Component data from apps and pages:
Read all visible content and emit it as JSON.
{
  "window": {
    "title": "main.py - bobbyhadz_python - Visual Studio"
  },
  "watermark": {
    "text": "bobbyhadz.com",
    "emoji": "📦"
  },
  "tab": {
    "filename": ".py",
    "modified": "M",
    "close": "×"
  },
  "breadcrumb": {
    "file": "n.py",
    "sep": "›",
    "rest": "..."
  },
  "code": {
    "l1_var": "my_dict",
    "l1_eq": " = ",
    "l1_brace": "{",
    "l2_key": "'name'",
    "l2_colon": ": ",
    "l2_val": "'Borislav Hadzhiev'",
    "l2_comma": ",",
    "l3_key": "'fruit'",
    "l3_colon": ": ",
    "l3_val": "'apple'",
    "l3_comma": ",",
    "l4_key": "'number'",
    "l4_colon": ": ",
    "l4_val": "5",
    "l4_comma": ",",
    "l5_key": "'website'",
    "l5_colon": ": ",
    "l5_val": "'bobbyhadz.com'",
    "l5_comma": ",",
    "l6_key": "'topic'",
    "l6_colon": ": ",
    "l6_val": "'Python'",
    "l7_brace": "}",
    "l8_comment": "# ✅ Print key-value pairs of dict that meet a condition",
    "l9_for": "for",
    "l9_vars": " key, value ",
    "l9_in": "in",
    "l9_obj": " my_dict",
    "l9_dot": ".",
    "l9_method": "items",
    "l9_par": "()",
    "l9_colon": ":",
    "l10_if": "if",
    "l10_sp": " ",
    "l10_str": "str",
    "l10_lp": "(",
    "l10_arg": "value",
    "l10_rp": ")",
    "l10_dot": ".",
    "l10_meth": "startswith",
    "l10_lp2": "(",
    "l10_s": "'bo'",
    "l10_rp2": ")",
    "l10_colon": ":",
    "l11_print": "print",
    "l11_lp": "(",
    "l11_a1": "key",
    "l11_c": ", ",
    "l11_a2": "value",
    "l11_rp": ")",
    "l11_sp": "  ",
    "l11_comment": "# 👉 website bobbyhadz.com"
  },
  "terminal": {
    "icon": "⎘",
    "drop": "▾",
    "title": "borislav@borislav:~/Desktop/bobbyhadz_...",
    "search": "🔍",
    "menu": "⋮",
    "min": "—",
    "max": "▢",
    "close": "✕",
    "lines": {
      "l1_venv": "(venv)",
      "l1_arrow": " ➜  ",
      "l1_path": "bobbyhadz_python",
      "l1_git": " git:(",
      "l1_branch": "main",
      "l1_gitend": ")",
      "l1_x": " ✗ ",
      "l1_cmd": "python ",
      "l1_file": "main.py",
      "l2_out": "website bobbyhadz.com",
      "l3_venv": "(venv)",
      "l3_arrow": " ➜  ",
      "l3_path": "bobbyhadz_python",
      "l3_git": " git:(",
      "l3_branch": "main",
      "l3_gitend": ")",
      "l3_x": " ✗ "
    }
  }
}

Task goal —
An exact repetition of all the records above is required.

Solution to the problem —
Read all visible content and emit it as JSON.
{
  "window": {
    "title": "main.py - bobbyhadz_python - Visual Studio"
  },
  "watermark": {
    "text": "bobbyhadz.com",
    "emoji": "📦"
  },
  "tab": {
    "filename": ".py",
    "modified": "M",
    "close": "×"
  },
  "breadcrumb": {
    "file": "n.py",
    "sep": "›",
    "rest": "..."
  },
  "code": {
    "l1_var": "my_dict",
    "l1_eq": " = ",
    "l1_brace": "{",
    "l2_key": "'name'",
    "l2_colon": ": ",
    "l2_val": "'Borislav Hadzhiev'",
    "l2_comma": ",",
    "l3_key": "'fruit'",
    "l3_colon": ": ",
    "l3_val": "'apple'",
    "l3_comma": ",",
    "l4_key": "'number'",
    "l4_colon": ": ",
    "l4_val": "5",
    "l4_comma": ",",
    "l5_key": "'website'",
    "l5_colon": ": ",
    "l5_val": "'bobbyhadz.com'",
    "l5_comma": ",",
    "l6_key": "'topic'",
    "l6_colon": ": ",
    "l6_val": "'Python'",
    "l7_brace": "}",
    "l8_comment": "# ✅ Print key-value pairs of dict that meet a condition",
    "l9_for": "for",
    "l9_vars": " key, value ",
    "l9_in": "in",
    "l9_obj": " my_dict",
    "l9_dot": ".",
    "l9_method": "items",
    "l9_par": "()",
    "l9_colon": ":",
    "l10_if": "if",
    "l10_sp": " ",
    "l10_str": "str",
    "l10_lp": "(",
    "l10_arg": "value",
    "l10_rp": ")",
    "l10_dot": ".",
    "l10_meth": "startswith",
    "l10_lp2": "(",
    "l10_s": "'bo'",
    "l10_rp2": ")",
    "l10_colon": ":",
    "l11_print": "print",
    "l11_lp": "(",
    "l11_a1": "key",
    "l11_c": ", ",
    "l11_a2": "value",
    "l11_rp": ")",
    "l11_sp": "  ",
    "l11_comment": "# 👉 website bobbyhadz.com"
  },
  "terminal": {
    "icon": "⎘",
    "drop": "▾",
    "title": "borislav@borislav:~/Desktop/bobbyhadz_...",
    "search": "🔍",
    "menu": "⋮",
    "min": "—",
    "max": "▢",
    "close": "✕",
    "lines": {
      "l1_venv": "(venv)",
      "l1_arrow": " ➜  ",
      "l1_path": "bobbyhadz_python",
      "l1_git": " git:(",
      "l1_branch": "main",
      "l1_gitend": ")",
      "l1_x": " ✗ ",
      "l1_cmd": "python ",
      "l1_file": "main.py",
      "l2_out": "website bobbyhadz.com",
      "l3_venv": "(venv)",
      "l3_arrow": " ➜  ",
      "l3_path": "bobbyhadz_python",
      "l3_git": " git:(",
      "l3_branch": "main",
      "l3_gitend": ")",
      "l3_x": " ✗ "
    }
  }
}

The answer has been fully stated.